This issue’s Special Report on accreditation is a timely one, given the news that a language school in Glasgow has recently closed down leaving students stranded and with no way of contacting the school for a refund (page 6). Being accredited may not prevent a language school closing down unexpectedly and there exist hundreds of truly excellent non-accredited schools but accreditation schemes usually require schools to have measures in place to deal more effectively with the aftermath. Luckily, in this instance, two other language schools in the city, both recognised by Accreditation UK, stepped in to provide language courses to affected students.
Our Special Report this month examines the inexorable movement towards linking accreditation with visa issuance, which has been adopted by many of the major language travel destinations worldwide (page 36). The lack of government regulation in the language travel industry has undoubtedly been detrimental to ensuring a destination’s reputation overseas, and increased synergy between governments and associations is largely welcomed by those involved. At the time of going to press, the UK government was expected to release details of an official rule change that will require all educational institutions, including language schools, to be accredited by a designated body before they can enrol student visa holders.

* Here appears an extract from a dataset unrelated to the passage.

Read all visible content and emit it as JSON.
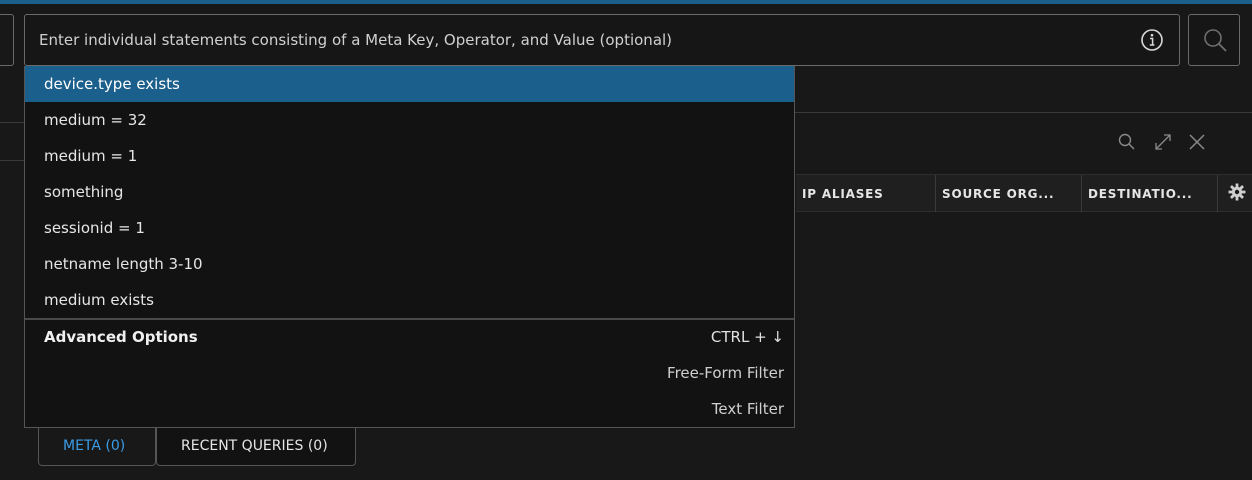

The French language teaching industry is also getting in on the act with the recent announcement of first language schools to be awarded the Label Qualité Français Langue Étrangère (page 7). French language school association, FLE, is also due to develop its own accreditation scheme for members and any industry-led attempts to raise professional standards should be applauded.
Extensive regulation can be a help and also a hindrance and we should remember that the majority of those working in the language travel industry do so out of a love for the job rather than financial gain and instances of bad practice are thankfully few and far between. Our Destination feature on Italy this month highlights some of the smaller operators in this beautiful country and emphasises the friendly, family atmosphere that pervades schools with a genuine interest in the well-being of their students (page 54). Overall, it is to be hoped that increased regulation in the industry will prevent the few bad operators from tarnishing the reputation of the whole industry.